• **ABOUT THIS TASK**
Your response should be the listing below, repeated exactly and in full.
===== EXTRACTED MATERIAL
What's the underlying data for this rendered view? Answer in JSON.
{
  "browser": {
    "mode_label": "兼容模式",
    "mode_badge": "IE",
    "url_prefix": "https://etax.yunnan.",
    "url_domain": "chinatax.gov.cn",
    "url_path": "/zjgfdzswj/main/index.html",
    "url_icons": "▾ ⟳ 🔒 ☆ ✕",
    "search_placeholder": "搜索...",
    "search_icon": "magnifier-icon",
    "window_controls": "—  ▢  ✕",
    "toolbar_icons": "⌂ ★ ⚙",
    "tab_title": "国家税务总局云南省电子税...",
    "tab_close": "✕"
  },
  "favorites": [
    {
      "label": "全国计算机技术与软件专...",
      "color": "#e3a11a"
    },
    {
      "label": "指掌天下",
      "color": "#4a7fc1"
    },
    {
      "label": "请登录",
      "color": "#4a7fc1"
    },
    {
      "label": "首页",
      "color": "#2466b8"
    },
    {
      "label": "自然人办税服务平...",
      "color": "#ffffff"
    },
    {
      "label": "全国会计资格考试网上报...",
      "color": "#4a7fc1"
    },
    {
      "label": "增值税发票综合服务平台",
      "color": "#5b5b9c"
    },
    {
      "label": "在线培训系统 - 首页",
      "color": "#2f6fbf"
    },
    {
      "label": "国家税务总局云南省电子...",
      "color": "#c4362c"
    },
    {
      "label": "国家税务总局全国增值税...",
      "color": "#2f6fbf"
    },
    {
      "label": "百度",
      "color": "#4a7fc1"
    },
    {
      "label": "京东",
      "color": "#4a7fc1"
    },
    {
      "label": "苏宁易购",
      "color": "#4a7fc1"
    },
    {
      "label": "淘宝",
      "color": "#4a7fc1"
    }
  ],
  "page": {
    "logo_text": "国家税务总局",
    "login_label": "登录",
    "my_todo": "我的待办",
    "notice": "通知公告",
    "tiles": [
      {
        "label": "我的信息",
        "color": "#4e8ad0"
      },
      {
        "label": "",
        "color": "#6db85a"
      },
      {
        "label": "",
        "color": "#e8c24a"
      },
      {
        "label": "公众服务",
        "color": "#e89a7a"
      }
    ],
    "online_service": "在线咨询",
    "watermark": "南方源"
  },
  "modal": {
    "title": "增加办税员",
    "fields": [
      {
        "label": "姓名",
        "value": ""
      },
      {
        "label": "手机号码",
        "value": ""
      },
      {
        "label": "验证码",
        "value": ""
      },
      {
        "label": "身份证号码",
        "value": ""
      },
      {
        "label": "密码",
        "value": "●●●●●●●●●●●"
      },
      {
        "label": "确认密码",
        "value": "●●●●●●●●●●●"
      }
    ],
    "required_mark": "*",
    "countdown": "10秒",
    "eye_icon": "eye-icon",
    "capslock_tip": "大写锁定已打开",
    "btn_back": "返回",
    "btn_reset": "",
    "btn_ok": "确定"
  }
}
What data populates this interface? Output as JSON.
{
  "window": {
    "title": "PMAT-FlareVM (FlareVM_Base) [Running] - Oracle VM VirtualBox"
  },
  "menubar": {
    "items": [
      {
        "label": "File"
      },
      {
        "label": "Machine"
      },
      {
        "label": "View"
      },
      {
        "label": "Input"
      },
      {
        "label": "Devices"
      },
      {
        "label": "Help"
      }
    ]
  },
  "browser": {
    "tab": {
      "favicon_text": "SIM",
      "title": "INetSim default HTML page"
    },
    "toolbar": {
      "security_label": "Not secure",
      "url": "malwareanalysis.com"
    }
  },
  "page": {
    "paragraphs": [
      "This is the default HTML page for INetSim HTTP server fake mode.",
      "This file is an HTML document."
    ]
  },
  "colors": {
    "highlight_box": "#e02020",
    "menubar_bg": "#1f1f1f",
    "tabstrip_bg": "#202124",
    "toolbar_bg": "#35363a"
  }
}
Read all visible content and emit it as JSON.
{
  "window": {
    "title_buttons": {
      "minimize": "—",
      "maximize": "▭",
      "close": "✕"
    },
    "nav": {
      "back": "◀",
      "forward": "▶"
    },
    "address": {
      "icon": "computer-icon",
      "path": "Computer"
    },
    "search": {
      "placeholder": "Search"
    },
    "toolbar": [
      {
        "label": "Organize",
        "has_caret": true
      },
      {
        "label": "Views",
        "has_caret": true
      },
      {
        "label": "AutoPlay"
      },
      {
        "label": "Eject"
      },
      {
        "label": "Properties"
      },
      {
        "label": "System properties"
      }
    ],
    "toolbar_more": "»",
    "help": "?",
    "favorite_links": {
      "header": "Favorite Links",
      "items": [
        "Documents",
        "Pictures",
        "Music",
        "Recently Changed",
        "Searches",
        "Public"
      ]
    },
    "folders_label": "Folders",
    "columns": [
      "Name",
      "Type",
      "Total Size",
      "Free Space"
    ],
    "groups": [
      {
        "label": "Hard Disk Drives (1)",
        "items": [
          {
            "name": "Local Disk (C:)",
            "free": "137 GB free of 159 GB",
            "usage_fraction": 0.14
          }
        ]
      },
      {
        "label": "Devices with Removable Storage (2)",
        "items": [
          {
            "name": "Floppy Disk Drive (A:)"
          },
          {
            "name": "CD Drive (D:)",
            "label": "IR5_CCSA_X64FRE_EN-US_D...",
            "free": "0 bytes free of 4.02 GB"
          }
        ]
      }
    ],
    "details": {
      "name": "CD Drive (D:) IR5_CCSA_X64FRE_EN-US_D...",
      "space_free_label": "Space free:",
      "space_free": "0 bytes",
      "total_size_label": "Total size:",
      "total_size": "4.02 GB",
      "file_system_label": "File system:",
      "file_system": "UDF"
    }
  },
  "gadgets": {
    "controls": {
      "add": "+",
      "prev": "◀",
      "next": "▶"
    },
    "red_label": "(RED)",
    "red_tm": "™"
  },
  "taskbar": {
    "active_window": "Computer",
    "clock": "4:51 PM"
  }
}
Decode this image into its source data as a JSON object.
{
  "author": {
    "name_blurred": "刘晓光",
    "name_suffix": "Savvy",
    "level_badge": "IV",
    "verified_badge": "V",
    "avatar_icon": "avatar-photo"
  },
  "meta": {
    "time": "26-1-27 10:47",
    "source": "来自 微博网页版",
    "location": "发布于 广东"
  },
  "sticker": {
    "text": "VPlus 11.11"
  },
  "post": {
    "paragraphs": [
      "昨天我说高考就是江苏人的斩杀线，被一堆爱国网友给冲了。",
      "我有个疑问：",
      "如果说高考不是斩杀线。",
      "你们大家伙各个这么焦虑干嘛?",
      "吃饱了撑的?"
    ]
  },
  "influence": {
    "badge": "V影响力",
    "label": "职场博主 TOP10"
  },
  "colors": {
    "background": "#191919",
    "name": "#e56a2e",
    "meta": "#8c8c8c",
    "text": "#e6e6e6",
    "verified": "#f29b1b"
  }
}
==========
• **ANSWER FOR THE TASK**
What's the underlying data for this rendered view? Answer in JSON.
{
  "browser": {
    "mode_label": "兼容模式",
    "mode_badge": "IE",
    "url_prefix": "https://etax.yunnan.",
    "url_domain": "chinatax.gov.cn",
    "url_path": "/zjgfdzswj/main/index.html",
    "url_icons": "▾ ⟳ 🔒 ☆ ✕",
    "search_placeholder": "搜索...",
    "search_icon": "magnifier-icon",
    "window_controls": "—  ▢  ✕",
    "toolbar_icons": "⌂ ★ ⚙",
    "tab_title": "国家税务总局云南省电子税...",
    "tab_close": "✕"
  },
  "favorites": [
    {
      "label": "全国计算机技术与软件专...",
      "color": "#e3a11a"
    },
    {
      "label": "指掌天下",
      "color": "#4a7fc1"
    },
    {
      "label": "请登录",
      "color": "#4a7fc1"
    },
    {
      "label": "首页",
      "color": "#2466b8"
    },
    {
      "label": "自然人办税服务平...",
      "color": "#ffffff"
    },
    {
      "label": "全国会计资格考试网上报...",
      "color": "#4a7fc1"
    },
    {
      "label": "增值税发票综合服务平台",
      "color": "#5b5b9c"
    },
    {
      "label": "在线培训系统 - 首页",
      "color": "#2f6fbf"
    },
    {
      "label": "国家税务总局云南省电子...",
      "color": "#c4362c"
    },
    {
      "label": "国家税务总局全国增值税...",
      "color": "#2f6fbf"
    },
    {
      "label": "百度",
      "color": "#4a7fc1"
    },
    {
      "label": "京东",
      "color": "#4a7fc1"
    },
    {
      "label": "苏宁易购",
      "color": "#4a7fc1"
    },
    {
      "label": "淘宝",
      "color": "#4a7fc1"
    }
  ],
  "page": {
    "logo_text": "国家税务总局",
    "login_label": "登录",
    "my_todo": "我的待办",
    "notice": "通知公告",
    "tiles": [
      {
        "label": "我的信息",
        "color": "#4e8ad0"
      },
      {
        "label": "",
        "color": "#6db85a"
      },
      {
        "label": "",
        "color": "#e8c24a"
      },
      {
        "label": "公众服务",
        "color": "#e89a7a"
      }
    ],
    "online_service": "在线咨询",
    "watermark": "南方源"
  },
  "modal": {
    "title": "增加办税员",
    "fields": [
      {
        "label": "姓名",
        "value": ""
      },
      {
        "label": "手机号码",
        "value": ""
      },
      {
        "label": "验证码",
        "value": ""
      },
      {
        "label": "身份证号码",
        "value": ""
      },
      {
        "label": "密码",
        "value": "●●●●●●●●●●●"
      },
      {
        "label": "确认密码",
        "value": "●●●●●●●●●●●"
      }
    ],
    "required_mark": "*",
    "countdown": "10秒",
    "eye_icon": "eye-icon",
    "capslock_tip": "大写锁定已打开",
    "btn_back": "返回",
    "btn_reset": "",
    "btn_ok": "确定"
  }
}
What data populates this interface? Output as JSON.
{
  "window": {
    "title": "PMAT-FlareVM (FlareVM_Base) [Running] - Oracle VM VirtualBox"
  },
  "menubar": {
    "items": [
      {
        "label": "File"
      },
      {
        "label": "Machine"
      },
      {
        "label": "View"
      },
      {
        "label": "Input"
      },
      {
        "label": "Devices"
      },
      {
        "label": "Help"
      }
    ]
  },
  "browser": {
    "tab": {
      "favicon_text": "SIM",
      "title": "INetSim default HTML page"
    },
    "toolbar": {
      "security_label": "Not secure",
      "url": "malwareanalysis.com"
    }
  },
  "page": {
    "paragraphs": [
      "This is the default HTML page for INetSim HTTP server fake mode.",
      "This file is an HTML document."
    ]
  },
  "colors": {
    "highlight_box": "#e02020",
    "menubar_bg": "#1f1f1f",
    "tabstrip_bg": "#202124",
    "toolbar_bg": "#35363a"
  }
}
Read all visible content and emit it as JSON.
{
  "window": {
    "title_buttons": {
      "minimize": "—",
      "maximize": "▭",
      "close": "✕"
    },
    "nav": {
      "back": "◀",
      "forward": "▶"
    },
    "address": {
      "icon": "computer-icon",
      "path": "Computer"
    },
    "search": {
      "placeholder": "Search"
    },
    "toolbar": [
      {
        "label": "Organize",
        "has_caret": true
      },
      {
        "label": "Views",
        "has_caret": true
      },
      {
        "label": "AutoPlay"
      },
      {
        "label": "Eject"
      },
      {
        "label": "Properties"
      },
      {
        "label": "System properties"
      }
    ],
    "toolbar_more": "»",
    "help": "?",
    "favorite_links": {
      "header": "Favorite Links",
      "items": [
        "Documents",
        "Pictures",
        "Music",
        "Recently Changed",
        "Searches",
        "Public"
      ]
    },
    "folders_label": "Folders",
    "columns": [
      "Name",
      "Type",
      "Total Size",
      "Free Space"
    ],
    "groups": [
      {
        "label": "Hard Disk Drives (1)",
        "items": [
          {
            "name": "Local Disk (C:)",
            "free": "137 GB free of 159 GB",
            "usage_fraction": 0.14
          }
        ]
      },
      {
        "label": "Devices with Removable Storage (2)",
        "items": [
          {
            "name": "Floppy Disk Drive (A:)"
          },
          {
            "name": "CD Drive (D:)",
            "label": "IR5_CCSA_X64FRE_EN-US_D...",
            "free": "0 bytes free of 4.02 GB"
          }
        ]
      }
    ],
    "details": {
      "name": "CD Drive (D:) IR5_CCSA_X64FRE_EN-US_D...",
      "space_free_label": "Space free:",
      "space_free": "0 bytes",
      "total_size_label": "Total size:",
      "total_size": "4.02 GB",
      "file_system_label": "File system:",
      "file_system": "UDF"
    }
  },
  "gadgets": {
    "controls": {
      "add": "+",
      "prev": "◀",
      "next": "▶"
    },
    "red_label": "(RED)",
    "red_tm": "™"
  },
  "taskbar": {
    "active_window": "Computer",
    "clock": "4:51 PM"
  }
}
Decode this image into its source data as a JSON object.
{
  "author": {
    "name_blurred": "刘晓光",
    "name_suffix": "Savvy",
    "level_badge": "IV",
    "verified_badge": "V",
    "avatar_icon": "avatar-photo"
  },
  "meta": {
    "time": "26-1-27 10:47",
    "source": "来自 微博网页版",
    "location": "发布于 广东"
  },
  "sticker": {
    "text": "VPlus 11.11"
  },
  "post": {
    "paragraphs": [
      "昨天我说高考就是江苏人的斩杀线，被一堆爱国网友给冲了。",
      "我有个疑问：",
      "如果说高考不是斩杀线。",
      "你们大家伙各个这么焦虑干嘛?",
      "吃饱了撑的?"
    ]
  },
  "influence": {
    "badge": "V影响力",
    "label": "职场博主 TOP10"
  },
  "colors": {
    "background": "#191919",
    "name": "#e56a2e",
    "meta": "#8c8c8c",
    "text": "#e6e6e6",
    "verified": "#f29b1b"
  }
}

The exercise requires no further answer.